Afterwards, everyone was asked broadly the same question, just in different disguises.
At what point does winning a League title become an impediment to the eternally more important process of preparing for that seismic Munster SHC clash on June 5th?
Painting the games as a trilogy, as Derek McGrath did, suggests parity of significance.
For all the flintiness of the exchanges last Sunday in Thurles, both Clare and Waterford could very easily digest a League final loss to the other - even after a replay - should they prevail in June.
"Every game has got its own story and its own players and its own actors on the stage," mused Donal Óg Cusack and in doing so, sort of confirmed that suspicion that the teams have alternative artillery to uncover over the next two meetings.
"It has its own characteristics and from all the games anyone has seen…I bet very few of the replays have taken on the same characteristics or the same guise as the original game."
Given their obvious leanings on structure and prescribed method, de-robing their June plans is probably best avoided.
Davy Fitzgerald reckoned Clare used "three or four different formations," over the 100 or so minutes of a claustrophobic afternoon.
Mostly, it looked like a morass of bodies between the two '65s, with lone gunmen at either end, flanked by enough guards to take out an army.
Which contributed to all the long-distance shot choice and, in turn, the guts of the 39 wides.
"I will say that there was a fierce swirling wind out there as well," Cusack pointed out, in mitigation.
"I know myself from playing here, when the wind is like that - and I said to a few of our players beforehand - don't take the wind (for granted).
"Because if you look at one corner flag, the wind is very often blowing in one direction and another - at the other end of the ground - is blowing a different direction."

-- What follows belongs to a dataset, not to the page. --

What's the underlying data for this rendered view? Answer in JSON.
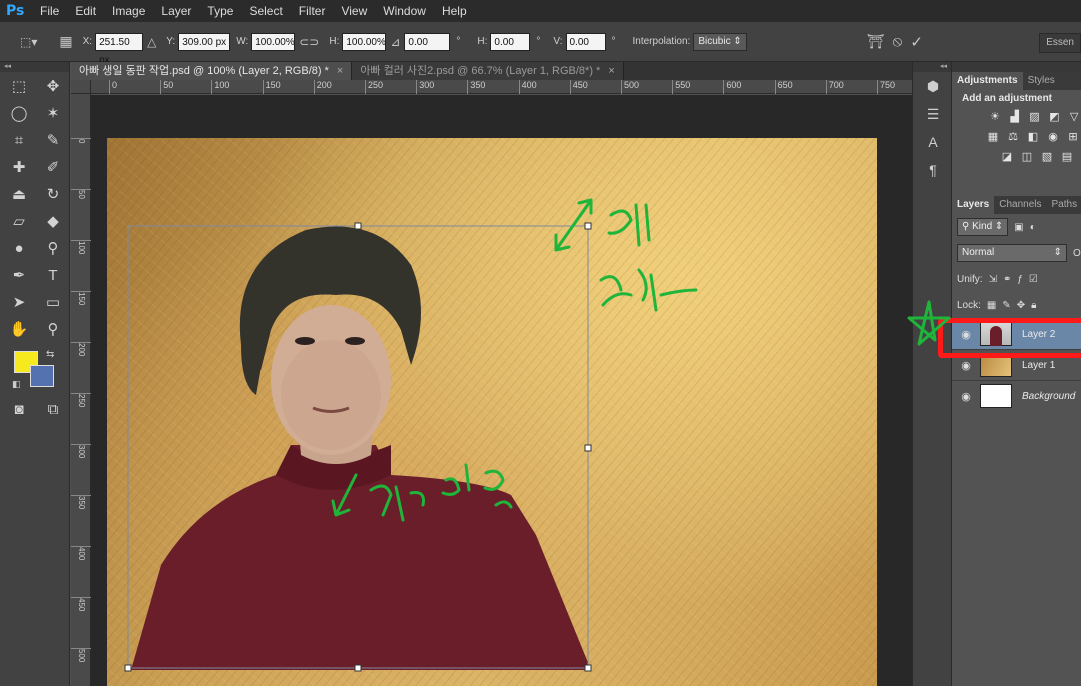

"There is a lot of effort goes in. But you've got a lot of very intelligent players out there who understand what's happening," Cusack pointed out.

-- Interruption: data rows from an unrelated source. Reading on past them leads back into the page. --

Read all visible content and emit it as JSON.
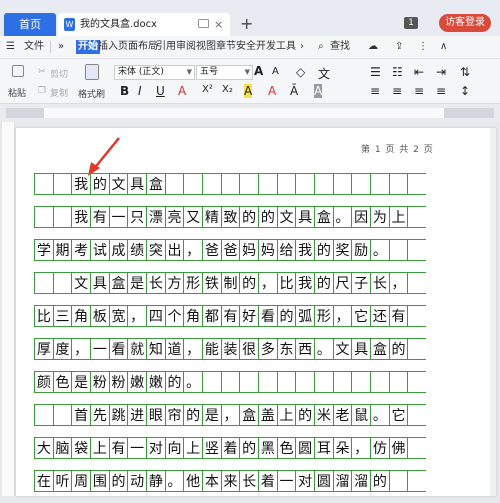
{
  "tabs": {
    "home": "首页",
    "doc_title": "我的文具盒.docx",
    "badge": "1",
    "login": "访客登录"
  },
  "menu": [
    "文件",
    "开始",
    "插入",
    "页面布局",
    "引用",
    "审阅",
    "视图",
    "章节",
    "安全",
    "开发工具",
    "查找"
  ],
  "ribbon": {
    "cut": "剪切",
    "paste": "粘贴",
    "copy": "复制",
    "format_painter": "格式刷",
    "font": "宋体 (正文)",
    "size": "五号",
    "bold": "B",
    "italic": "I",
    "underline": "U",
    "sup": "X²",
    "sub": "X₂"
  },
  "page_number": "第 1 页 共 2 页",
  "document_lines": [
    "我的文具盒",
    "我有一只漂亮又精致的的文具盒。因为上",
    "学期考试成绩突出，爸爸妈妈给我的奖励。",
    "文具盒是长方形铁制的，比我的尺子长，",
    "比三角板宽，四个角都有好看的弧形，它还有",
    "厚度，一看就知道，能装很多东西。文具盒的",
    "颜色是粉粉嫩嫩的。",
    "首先跳进眼帘的是，盒盖上的米老鼠。它",
    "大脑袋上有一对向上竖着的黑色圆耳朵，仿佛",
    "在听周围的动静。他本来长着一对圆溜溜的"
  ],
  "first_line_indents": [
    2,
    2,
    0,
    2,
    0,
    0,
    0,
    2,
    0,
    0
  ],
  "colors": {
    "grid": "#3d9a3d",
    "accent": "#2f6fe4",
    "login": "#d94a3a",
    "arrow": "#e23a2a"
  }
}
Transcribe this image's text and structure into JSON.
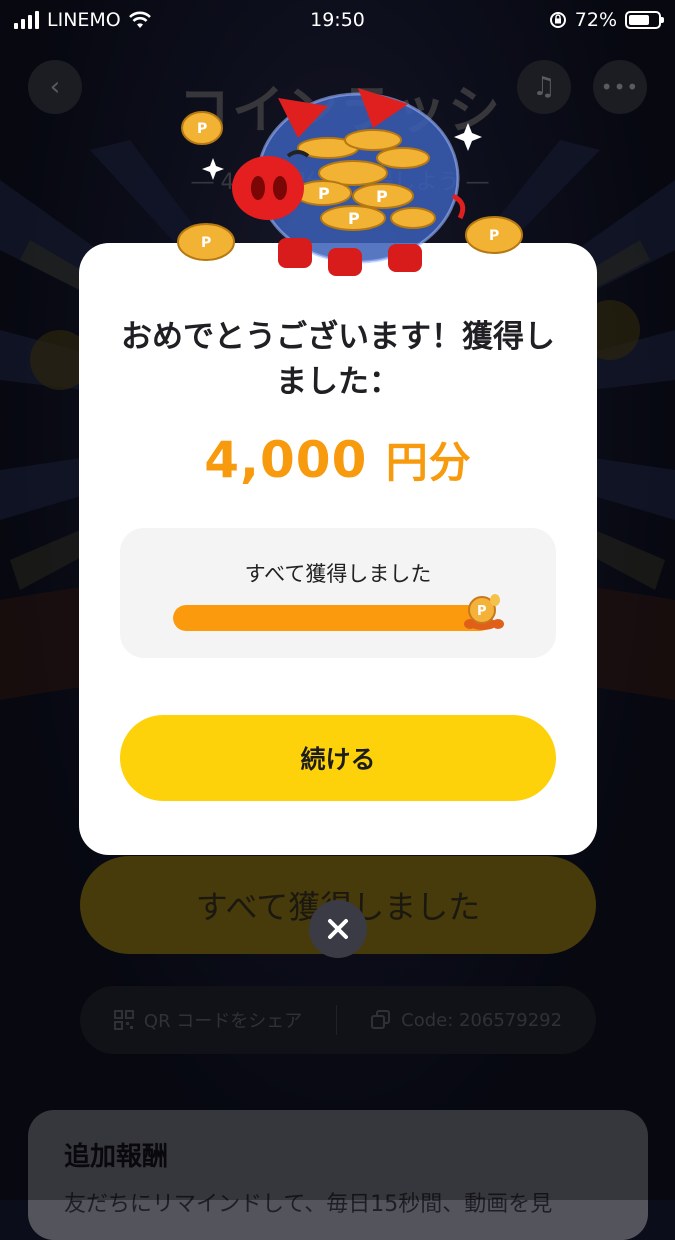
{
  "status_bar": {
    "carrier": "LINEMO",
    "time": "19:50",
    "battery": "72%",
    "battery_level": 0.72
  },
  "header": {
    "back_icon": "chevron-left-icon",
    "music_icon": "music-note-icon",
    "more_icon": "more-dots-icon",
    "title": "コインラッシュ",
    "subtitle": "― 4,000円分を獲得しよう ―"
  },
  "modal": {
    "title": "おめでとうございます！獲得しました：",
    "reward_amount": "4,000",
    "reward_unit": "円分",
    "progress_label": "すべて獲得しました",
    "progress_fraction": 1.0,
    "continue_label": "続ける"
  },
  "background": {
    "main_button_label": "すべて獲得しました",
    "share_qr_label": "QR コードをシェア",
    "code_label": "Code: 206579292",
    "extra_reward_heading": "追加報酬",
    "extra_reward_text": "友だちにリマインドして、毎日15秒間、動画を見"
  },
  "colors": {
    "accent_orange": "#f79a0d",
    "button_yellow": "#fdd20a",
    "modal_bg": "#ffffff"
  }
}
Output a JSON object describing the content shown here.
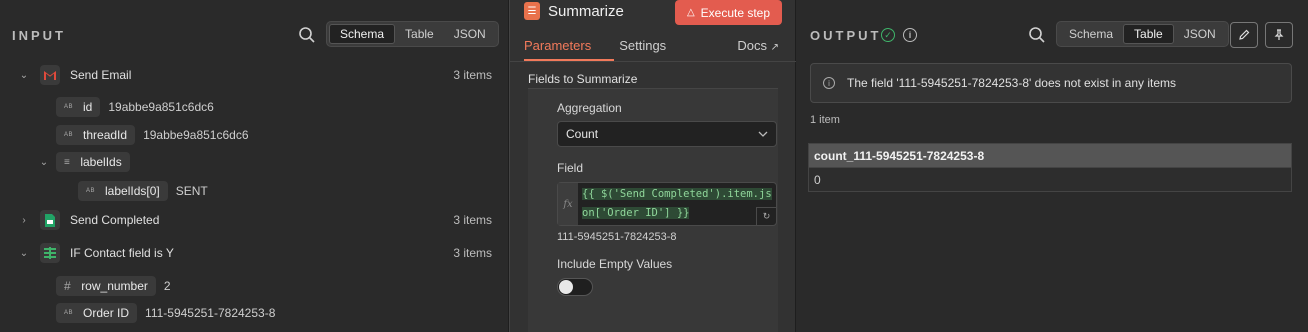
{
  "input": {
    "title": "INPUT",
    "view_tabs": [
      "Schema",
      "Table",
      "JSON"
    ],
    "active_view": "Schema",
    "nodes": [
      {
        "name": "Send Email",
        "count": "3 items",
        "fields": [
          {
            "name": "id",
            "value": "19abbe9a851c6dc6"
          },
          {
            "name": "threadId",
            "value": "19abbe9a851c6dc6"
          }
        ],
        "array_field": {
          "name": "labelIds",
          "child_name": "labelIds[0]",
          "child_value": "SENT"
        }
      },
      {
        "name": "Send Completed",
        "count": "3 items"
      },
      {
        "name": "IF Contact field is Y",
        "count": "3 items",
        "fields": [
          {
            "name": "row_number",
            "value": "2"
          },
          {
            "name": "Order ID",
            "value": "111-5945251-7824253-8"
          }
        ]
      }
    ]
  },
  "node": {
    "title": "Summarize",
    "execute_label": "Execute step",
    "tabs": [
      "Parameters",
      "Settings"
    ],
    "docs_label": "Docs",
    "section_title": "Fields to Summarize",
    "aggregation_label": "Aggregation",
    "aggregation_value": "Count",
    "field_label": "Field",
    "field_expression": "{{ $('Send Completed').item.json['Order ID'] }}",
    "field_result": "111-5945251-7824253-8",
    "include_empty_label": "Include Empty Values",
    "include_empty_on": false
  },
  "output": {
    "title": "OUTPUT",
    "view_tabs": [
      "Schema",
      "Table",
      "JSON"
    ],
    "active_view": "Table",
    "notice": "The field '111-5945251-7824253-8' does not exist in any items",
    "item_count": "1 item",
    "table": {
      "columns": [
        "count_111-5945251-7824253-8"
      ],
      "rows": [
        [
          "0"
        ]
      ]
    }
  },
  "colors": {
    "accent": "#f27a5b",
    "execute": "#e35c4f",
    "success": "#3fb46a",
    "expression": "#8fd69a"
  }
}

"There were a lot of them out their feet at the end. You have to give them great credit for that. Both the Waterford and the Clare players. There was none of them wanted to lose."
Cusack, viewed upon his appointment to the Clare backroom team as the balm to Davy Fitz's volcanic persona, couldn't help but feel back part of it all again on the big days in Thurles.

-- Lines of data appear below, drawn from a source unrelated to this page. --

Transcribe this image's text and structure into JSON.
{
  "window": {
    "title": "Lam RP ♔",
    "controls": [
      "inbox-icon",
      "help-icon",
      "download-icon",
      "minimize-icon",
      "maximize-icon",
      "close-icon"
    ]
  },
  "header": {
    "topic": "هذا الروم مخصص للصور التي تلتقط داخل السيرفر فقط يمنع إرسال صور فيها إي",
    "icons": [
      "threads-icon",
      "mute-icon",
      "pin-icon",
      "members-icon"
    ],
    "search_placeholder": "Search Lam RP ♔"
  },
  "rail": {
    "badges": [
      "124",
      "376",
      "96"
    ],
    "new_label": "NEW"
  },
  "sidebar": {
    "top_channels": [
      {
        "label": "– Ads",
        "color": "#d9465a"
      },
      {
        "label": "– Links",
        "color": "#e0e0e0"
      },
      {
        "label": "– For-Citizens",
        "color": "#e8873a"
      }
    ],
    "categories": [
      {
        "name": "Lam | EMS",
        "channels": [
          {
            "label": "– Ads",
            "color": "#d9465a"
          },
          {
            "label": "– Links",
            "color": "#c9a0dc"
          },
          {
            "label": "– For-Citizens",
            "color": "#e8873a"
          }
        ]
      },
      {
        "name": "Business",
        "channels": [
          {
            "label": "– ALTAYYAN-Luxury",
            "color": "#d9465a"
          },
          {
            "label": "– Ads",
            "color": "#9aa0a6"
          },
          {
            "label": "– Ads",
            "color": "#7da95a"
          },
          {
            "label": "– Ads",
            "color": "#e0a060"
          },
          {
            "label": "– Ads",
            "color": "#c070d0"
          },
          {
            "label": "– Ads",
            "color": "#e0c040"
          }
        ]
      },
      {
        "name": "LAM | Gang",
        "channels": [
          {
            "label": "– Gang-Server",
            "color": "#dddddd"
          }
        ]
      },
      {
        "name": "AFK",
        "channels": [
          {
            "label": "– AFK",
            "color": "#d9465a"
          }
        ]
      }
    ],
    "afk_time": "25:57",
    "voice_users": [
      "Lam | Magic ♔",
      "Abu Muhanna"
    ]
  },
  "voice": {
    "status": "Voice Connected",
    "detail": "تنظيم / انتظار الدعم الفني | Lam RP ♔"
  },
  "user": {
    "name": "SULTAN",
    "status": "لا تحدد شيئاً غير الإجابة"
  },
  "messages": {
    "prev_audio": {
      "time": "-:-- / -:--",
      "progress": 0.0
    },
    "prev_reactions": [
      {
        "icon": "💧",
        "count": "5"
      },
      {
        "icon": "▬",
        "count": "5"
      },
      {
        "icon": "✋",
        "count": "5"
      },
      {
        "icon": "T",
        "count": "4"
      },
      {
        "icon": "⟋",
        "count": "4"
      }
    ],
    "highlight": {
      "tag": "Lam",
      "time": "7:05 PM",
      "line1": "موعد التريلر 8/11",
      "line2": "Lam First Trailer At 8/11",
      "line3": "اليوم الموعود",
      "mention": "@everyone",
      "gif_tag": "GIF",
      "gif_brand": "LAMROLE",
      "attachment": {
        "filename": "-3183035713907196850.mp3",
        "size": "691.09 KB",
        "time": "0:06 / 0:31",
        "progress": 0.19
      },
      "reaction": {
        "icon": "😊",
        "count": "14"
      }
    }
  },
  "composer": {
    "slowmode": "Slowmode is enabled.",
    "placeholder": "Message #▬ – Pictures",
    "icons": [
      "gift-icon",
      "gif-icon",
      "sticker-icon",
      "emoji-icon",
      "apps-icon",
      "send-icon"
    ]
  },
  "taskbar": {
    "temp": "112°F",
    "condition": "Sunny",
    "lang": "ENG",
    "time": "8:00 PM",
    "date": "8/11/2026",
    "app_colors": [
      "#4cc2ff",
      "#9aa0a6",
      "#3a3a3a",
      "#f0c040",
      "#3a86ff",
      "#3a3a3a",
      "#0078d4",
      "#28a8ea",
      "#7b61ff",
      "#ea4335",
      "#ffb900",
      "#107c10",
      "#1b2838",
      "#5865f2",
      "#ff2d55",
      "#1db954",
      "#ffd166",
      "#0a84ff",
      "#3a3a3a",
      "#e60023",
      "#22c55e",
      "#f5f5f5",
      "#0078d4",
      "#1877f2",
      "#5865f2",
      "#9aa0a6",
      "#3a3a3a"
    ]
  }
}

"I love it," he admitted.
"I love being involved with the lads. They're so committed. They're so committed.
"I was watching the Clare people coming in - and I know you could say this about every county - but the effort and commitment that these lads put in because they want to win for their county and for themselves.
"And I love that. And I love being involved in it."
"And I'm delighted to be coming back again next Sunday."